Your goal =
Each entry below must appear in the output exactly as written.

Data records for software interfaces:
+++++
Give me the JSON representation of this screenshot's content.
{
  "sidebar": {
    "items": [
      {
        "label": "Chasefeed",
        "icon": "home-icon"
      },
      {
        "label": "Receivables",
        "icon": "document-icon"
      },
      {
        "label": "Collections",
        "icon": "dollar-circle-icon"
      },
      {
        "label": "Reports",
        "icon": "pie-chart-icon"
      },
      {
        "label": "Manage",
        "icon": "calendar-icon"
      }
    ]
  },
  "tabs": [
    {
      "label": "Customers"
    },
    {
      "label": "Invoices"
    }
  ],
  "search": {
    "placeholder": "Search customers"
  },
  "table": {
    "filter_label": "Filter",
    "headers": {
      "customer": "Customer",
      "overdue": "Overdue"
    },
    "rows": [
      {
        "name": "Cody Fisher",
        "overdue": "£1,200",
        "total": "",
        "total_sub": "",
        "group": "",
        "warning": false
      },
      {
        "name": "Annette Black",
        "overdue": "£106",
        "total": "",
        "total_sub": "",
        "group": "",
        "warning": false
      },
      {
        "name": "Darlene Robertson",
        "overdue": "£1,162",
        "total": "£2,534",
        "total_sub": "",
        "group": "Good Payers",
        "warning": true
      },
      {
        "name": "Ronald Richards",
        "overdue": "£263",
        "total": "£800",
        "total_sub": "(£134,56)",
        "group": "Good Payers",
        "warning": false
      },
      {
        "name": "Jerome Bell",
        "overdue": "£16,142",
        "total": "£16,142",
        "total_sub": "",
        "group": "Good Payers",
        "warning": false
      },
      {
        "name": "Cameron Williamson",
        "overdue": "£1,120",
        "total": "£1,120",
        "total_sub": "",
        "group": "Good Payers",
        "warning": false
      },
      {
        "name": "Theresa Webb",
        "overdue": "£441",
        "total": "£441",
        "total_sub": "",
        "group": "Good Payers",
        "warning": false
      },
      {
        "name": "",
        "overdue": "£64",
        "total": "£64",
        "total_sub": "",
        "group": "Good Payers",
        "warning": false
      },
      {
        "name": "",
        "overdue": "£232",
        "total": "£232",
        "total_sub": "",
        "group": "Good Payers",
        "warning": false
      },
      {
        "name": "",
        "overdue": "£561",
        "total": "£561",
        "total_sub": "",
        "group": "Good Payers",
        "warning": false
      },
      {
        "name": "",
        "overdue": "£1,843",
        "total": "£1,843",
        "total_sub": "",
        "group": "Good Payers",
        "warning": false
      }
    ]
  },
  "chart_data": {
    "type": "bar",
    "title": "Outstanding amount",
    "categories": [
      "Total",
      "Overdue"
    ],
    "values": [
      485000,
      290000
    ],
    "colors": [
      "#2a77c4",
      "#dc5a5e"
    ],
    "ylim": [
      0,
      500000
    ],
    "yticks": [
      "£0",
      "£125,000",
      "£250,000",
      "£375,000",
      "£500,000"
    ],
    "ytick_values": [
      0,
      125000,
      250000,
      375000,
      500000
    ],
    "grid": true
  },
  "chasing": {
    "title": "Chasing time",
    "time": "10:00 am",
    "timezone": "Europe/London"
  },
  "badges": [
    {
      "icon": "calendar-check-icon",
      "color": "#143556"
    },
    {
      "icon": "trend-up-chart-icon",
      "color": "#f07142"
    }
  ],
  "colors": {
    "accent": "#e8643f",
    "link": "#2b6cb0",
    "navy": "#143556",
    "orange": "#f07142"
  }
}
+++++
Answer area =
Give me the JSON representation of this screenshot's content.
{
  "sidebar": {
    "items": [
      {
        "label": "Chasefeed",
        "icon": "home-icon"
      },
      {
        "label": "Receivables",
        "icon": "document-icon"
      },
      {
        "label": "Collections",
        "icon": "dollar-circle-icon"
      },
      {
        "label": "Reports",
        "icon": "pie-chart-icon"
      },
      {
        "label": "Manage",
        "icon": "calendar-icon"
      }
    ]
  },
  "tabs": [
    {
      "label": "Customers"
    },
    {
      "label": "Invoices"
    }
  ],
  "search": {
    "placeholder": "Search customers"
  },
  "table": {
    "filter_label": "Filter",
    "headers": {
      "customer": "Customer",
      "overdue": "Overdue"
    },
    "rows": [
      {
        "name": "Cody Fisher",
        "overdue": "£1,200",
        "total": "",
        "total_sub": "",
        "group": "",
        "warning": false
      },
      {
        "name": "Annette Black",
        "overdue": "£106",
        "total": "",
        "total_sub": "",
        "group": "",
        "warning": false
      },
      {
        "name": "Darlene Robertson",
        "overdue": "£1,162",
        "total": "£2,534",
        "total_sub": "",
        "group": "Good Payers",
        "warning": true
      },
      {
        "name": "Ronald Richards",
        "overdue": "£263",
        "total": "£800",
        "total_sub": "(£134,56)",
        "group": "Good Payers",
        "warning": false
      },
      {
        "name": "Jerome Bell",
        "overdue": "£16,142",
        "total": "£16,142",
        "total_sub": "",
        "group": "Good Payers",
        "warning": false
      },
      {
        "name": "Cameron Williamson",
        "overdue": "£1,120",
        "total": "£1,120",
        "total_sub": "",
        "group": "Good Payers",
        "warning": false
      },
      {
        "name": "Theresa Webb",
        "overdue": "£441",
        "total": "£441",
        "total_sub": "",
        "group": "Good Payers",
        "warning": false
      },
      {
        "name": "",
        "overdue": "£64",
        "total": "£64",
        "total_sub": "",
        "group": "Good Payers",
        "warning": false
      },
      {
        "name": "",
        "overdue": "£232",
        "total": "£232",
        "total_sub": "",
        "group": "Good Payers",
        "warning": false
      },
      {
        "name": "",
        "overdue": "£561",
        "total": "£561",
        "total_sub": "",
        "group": "Good Payers",
        "warning": false
      },
      {
        "name": "",
        "overdue": "£1,843",
        "total": "£1,843",
        "total_sub": "",
        "group": "Good Payers",
        "warning": false
      }
    ]
  },
  "chart_data": {
    "type": "bar",
    "title": "Outstanding amount",
    "categories": [
      "Total",
      "Overdue"
    ],
    "values": [
      485000,
      290000
    ],
    "colors": [
      "#2a77c4",
      "#dc5a5e"
    ],
    "ylim": [
      0,
      500000
    ],
    "yticks": [
      "£0",
      "£125,000",
      "£250,000",
      "£375,000",
      "£500,000"
    ],
    "ytick_values": [
      0,
      125000,
      250000,
      375000,
      500000
    ],
    "grid": true
  },
  "chasing": {
    "title": "Chasing time",
    "time": "10:00 am",
    "timezone": "Europe/London"
  },
  "badges": [
    {
      "icon": "calendar-check-icon",
      "color": "#143556"
    },
    {
      "icon": "trend-up-chart-icon",
      "color": "#f07142"
    }
  ],
  "colors": {
    "accent": "#e8643f",
    "link": "#2b6cb0",
    "navy": "#143556",
    "orange": "#f07142"
  }
}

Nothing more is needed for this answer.